I had a very common experience for me, whilst out to lunch the other day. My husband chose all the good dishes and everything I chose turned out to be awful.
How does this happen I ask myself?
I think I get carried away by all the delightful, juicy, mouth-watering descriptions of the food and forget such essentials as that I am really not keen on duck and orange together. Or that ordering fish on a Monday lunchtime is not a good idea (bet you that fish got delivered on Saturday, if not before) and that I always dislike fennel in anything.
The result is that whilst Kevin tucks into his meal, I end up forking mine round the plate, looking at him moodily and hoping against hope that the next course will be better than this one.
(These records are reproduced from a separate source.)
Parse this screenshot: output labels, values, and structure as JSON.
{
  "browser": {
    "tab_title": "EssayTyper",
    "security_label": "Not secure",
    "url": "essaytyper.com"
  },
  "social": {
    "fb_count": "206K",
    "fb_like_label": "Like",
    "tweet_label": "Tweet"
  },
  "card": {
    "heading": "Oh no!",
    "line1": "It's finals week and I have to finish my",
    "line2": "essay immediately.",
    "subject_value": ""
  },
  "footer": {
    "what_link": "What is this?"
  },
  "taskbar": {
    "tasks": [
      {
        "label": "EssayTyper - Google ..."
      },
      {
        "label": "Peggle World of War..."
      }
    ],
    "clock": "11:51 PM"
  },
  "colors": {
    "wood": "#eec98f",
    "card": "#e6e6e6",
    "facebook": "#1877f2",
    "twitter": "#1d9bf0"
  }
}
Which sadly, all too often, is not the case.
For me, eating out is an adventure. Like everyone else out there, we are now eating out less than before so I really want to make sure that every meal counts. Like Mae West – ‘When faced with a choice between two sins, I always choose the one I’ve never tried before’ – I always go for the strange combination, the unusual ingredient and the wackiest names.
I should know better really – when you see the waiter wincing at your choices, you can be sure it’s because he knows that this is the restaurant’s duff dish. Something that you are not going to enjoy, will complain or just be unhappy about with a guaranteed terrible tip for him.
Whereas Kevin orders the exact same meal in every restaurant – how wrong can you go with soup, steak with a mushroom sauce and crème brÃ»lée?
Of course, every now and then, I do get it right and then it is sublime. Meals to dream about in the wee small hours of the morning so that you wake up salivating over that crab and lobster ravioli and drooling over that burnt raspberry cream tart. And that is precisely what makes adventurous eating worthwhile.
I don’t think I shall ever understand the huge numbers of boring eaters out there – those people for whom dining out either involves either a flat disk of dough with the same-old toppings (yawn) or a hunk of meat lurking under a suspiciously gloopy sauce (double yawn).
Me, I’ll try anything once, except incest and folk dancing, as the saying goes. And over the years that has included snake, sea-urchin gonads, 100-year old Filipino eggs, haggis and all manner of mostly awful offal. If it’s weird and delicious then it’s got my name all over it, so bring on the Deep-fried Dingo’s Kidneys and the Sweet and Sour Goat Intestines.
All suggestions, experiences and (most importantly) recipes, gratefully received!
Cathy Marston is the owner of The Nose Restaurant & Wine Bar and a fulltime, professional eater and drinker. Any food, any drink, anywhere, anytime…